Caring For God's Acre > Biodiversity

Biodiversity

 

Burial grounds can be surprisingly rich in biodiversity, supporting a fantastic array of different species. Whilst some plants and animals may move into a well-managed burial ground it is more likely that most have been there for a long time, a reflection of the timelessness of these places and the consistent management that they have received. Burial grounds were never set up to be havens of wildlife so why have they become them? The answer lies in the changes that have taken place to the rest of our crowded country rather than changes within our churchyards and cemeteries. Agricultural intensification, development, pollution and the everyday use of chemicals has inexorably reduced our biodiversity, in particular in the last 60 years. Burial grounds tend to escape these changes and offer us a glimpse of a past world.
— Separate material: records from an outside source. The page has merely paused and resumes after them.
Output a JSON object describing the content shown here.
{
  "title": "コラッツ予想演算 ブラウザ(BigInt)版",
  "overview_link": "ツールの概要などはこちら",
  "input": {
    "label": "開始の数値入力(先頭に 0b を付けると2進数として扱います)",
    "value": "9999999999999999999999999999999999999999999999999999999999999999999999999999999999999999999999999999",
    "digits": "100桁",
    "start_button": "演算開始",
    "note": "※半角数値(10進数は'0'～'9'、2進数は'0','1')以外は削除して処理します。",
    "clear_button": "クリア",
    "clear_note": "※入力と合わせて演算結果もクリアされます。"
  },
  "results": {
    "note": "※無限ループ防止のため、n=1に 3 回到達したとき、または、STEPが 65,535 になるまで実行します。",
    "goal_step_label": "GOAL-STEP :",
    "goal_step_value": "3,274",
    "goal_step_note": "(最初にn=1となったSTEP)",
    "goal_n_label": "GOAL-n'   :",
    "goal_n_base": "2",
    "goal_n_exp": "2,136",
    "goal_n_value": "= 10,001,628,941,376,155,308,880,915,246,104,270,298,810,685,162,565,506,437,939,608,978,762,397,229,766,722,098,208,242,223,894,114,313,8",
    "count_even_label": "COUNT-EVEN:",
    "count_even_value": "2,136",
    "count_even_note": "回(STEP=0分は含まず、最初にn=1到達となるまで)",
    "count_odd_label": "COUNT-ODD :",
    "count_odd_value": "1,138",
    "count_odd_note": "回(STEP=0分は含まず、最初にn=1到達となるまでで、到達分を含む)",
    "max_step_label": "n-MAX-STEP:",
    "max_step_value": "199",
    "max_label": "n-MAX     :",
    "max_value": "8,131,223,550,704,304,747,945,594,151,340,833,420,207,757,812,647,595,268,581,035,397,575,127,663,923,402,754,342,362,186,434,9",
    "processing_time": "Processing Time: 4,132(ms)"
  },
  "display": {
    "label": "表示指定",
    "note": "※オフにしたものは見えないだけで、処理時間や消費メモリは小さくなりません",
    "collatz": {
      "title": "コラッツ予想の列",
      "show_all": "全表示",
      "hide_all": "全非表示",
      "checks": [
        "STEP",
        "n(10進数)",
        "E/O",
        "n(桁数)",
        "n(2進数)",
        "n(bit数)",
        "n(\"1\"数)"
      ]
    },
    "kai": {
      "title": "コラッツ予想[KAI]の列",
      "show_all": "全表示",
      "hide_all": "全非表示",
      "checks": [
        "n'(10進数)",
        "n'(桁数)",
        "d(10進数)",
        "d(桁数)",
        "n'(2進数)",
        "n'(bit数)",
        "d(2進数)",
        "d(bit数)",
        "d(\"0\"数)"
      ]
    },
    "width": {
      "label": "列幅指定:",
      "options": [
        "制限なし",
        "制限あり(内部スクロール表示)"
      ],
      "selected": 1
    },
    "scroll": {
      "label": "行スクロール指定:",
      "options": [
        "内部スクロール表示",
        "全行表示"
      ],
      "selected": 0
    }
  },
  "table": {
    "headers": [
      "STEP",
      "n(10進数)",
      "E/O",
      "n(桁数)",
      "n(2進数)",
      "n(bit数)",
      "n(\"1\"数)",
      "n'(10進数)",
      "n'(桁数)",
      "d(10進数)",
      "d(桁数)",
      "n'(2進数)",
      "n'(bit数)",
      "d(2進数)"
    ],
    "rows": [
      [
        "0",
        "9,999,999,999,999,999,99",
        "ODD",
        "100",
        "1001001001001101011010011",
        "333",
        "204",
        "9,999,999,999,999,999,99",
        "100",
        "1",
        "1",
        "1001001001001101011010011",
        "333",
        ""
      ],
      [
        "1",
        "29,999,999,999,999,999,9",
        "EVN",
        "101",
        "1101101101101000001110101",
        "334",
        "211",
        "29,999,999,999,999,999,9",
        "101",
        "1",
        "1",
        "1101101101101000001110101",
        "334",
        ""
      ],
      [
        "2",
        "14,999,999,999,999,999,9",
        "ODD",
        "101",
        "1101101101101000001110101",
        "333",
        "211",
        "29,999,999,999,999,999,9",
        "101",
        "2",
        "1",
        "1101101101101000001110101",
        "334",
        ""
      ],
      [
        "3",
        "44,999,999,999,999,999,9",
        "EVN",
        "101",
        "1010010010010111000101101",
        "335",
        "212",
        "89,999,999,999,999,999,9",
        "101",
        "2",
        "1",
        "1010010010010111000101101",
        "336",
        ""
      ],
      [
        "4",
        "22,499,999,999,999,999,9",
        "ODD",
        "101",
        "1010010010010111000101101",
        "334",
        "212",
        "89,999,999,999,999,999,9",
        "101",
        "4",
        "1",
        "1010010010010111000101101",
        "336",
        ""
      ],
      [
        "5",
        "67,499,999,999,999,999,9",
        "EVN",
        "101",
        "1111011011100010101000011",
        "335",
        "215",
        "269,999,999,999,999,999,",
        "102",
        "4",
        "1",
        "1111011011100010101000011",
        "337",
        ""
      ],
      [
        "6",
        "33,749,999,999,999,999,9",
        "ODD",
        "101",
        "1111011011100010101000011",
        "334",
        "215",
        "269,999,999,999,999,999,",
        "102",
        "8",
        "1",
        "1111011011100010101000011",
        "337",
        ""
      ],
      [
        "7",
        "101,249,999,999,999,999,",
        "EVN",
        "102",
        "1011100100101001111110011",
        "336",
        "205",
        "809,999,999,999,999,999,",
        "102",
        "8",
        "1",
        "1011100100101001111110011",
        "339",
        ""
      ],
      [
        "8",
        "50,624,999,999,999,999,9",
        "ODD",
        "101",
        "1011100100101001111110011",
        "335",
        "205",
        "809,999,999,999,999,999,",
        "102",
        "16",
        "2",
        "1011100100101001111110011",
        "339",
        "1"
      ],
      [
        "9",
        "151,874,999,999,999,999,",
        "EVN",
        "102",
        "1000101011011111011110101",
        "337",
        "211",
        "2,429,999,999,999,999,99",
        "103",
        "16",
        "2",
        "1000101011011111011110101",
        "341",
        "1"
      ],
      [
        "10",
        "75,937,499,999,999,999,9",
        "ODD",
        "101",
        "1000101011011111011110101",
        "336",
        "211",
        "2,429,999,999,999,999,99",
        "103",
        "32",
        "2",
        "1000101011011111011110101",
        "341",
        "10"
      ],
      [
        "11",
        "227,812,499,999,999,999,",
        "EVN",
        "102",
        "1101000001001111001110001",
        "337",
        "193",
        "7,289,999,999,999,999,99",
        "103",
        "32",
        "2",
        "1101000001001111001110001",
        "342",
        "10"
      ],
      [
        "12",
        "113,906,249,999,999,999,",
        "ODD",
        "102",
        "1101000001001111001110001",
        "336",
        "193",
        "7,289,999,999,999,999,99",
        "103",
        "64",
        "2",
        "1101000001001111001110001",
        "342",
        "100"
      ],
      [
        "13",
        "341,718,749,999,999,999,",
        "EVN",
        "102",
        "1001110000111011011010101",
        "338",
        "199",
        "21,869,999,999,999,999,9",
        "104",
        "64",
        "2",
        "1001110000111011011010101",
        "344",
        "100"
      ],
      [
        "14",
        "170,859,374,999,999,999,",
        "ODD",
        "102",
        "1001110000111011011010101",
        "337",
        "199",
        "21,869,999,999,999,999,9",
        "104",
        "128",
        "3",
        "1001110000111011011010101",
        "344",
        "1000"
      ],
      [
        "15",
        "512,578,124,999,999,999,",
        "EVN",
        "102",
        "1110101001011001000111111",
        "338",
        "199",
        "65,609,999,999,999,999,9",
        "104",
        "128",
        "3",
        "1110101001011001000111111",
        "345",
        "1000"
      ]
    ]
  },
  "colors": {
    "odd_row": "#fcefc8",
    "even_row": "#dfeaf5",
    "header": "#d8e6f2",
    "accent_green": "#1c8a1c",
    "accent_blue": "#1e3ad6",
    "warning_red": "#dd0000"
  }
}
Look out for stonework covered in lichens which may have taken centuries to grow. Start with the encircling wall then move onto the monuments where different rock types and nooks and crannies created by carving give a perfect substrate for lichens to colonise. Ferns, mosses and liverworts may be there too and all sorts of invertebrates; spiders beetles, snails and solitary bees and wasps all find a niche within the stonework of a burial ground. Larger animals such as slow worm, lizards, frogs, toads and newts may hunt and shelter amongst the stones as may hedgehogs, mice and voles.

The turf of a burial ground is the flowery, meadow turf of our history. In the past this area of open, grassland was managed as a hay crop with the hay making up part of the vicar’s stipend. Following the hay cut, sheep or a pony would have grazed it down. Whilst most burial grounds are now managed by mechanical cutting, provided the grass cuttings are collected and removed, the species that have thrived for centuries will persist. Insects, small mammals and birds all utilise this species-rich grassland and in the autumn, grassland fungi such as colourful waxcaps and spindles can be found.

It is the combination of all the features that make burial grounds so special. Stonework with its nooks and crannies, flowery grassland with the rich array of species, trees particularly the ancient and veterans. There are growing, feeding, nesting, roosting and hibernating places for all sorts of plants, animals, fungi and lichens and we are still learning about just how good they are for biodiversity. Please let us know what species are found in your local churchyard or cemetery via our Beautiful Burial Ground project.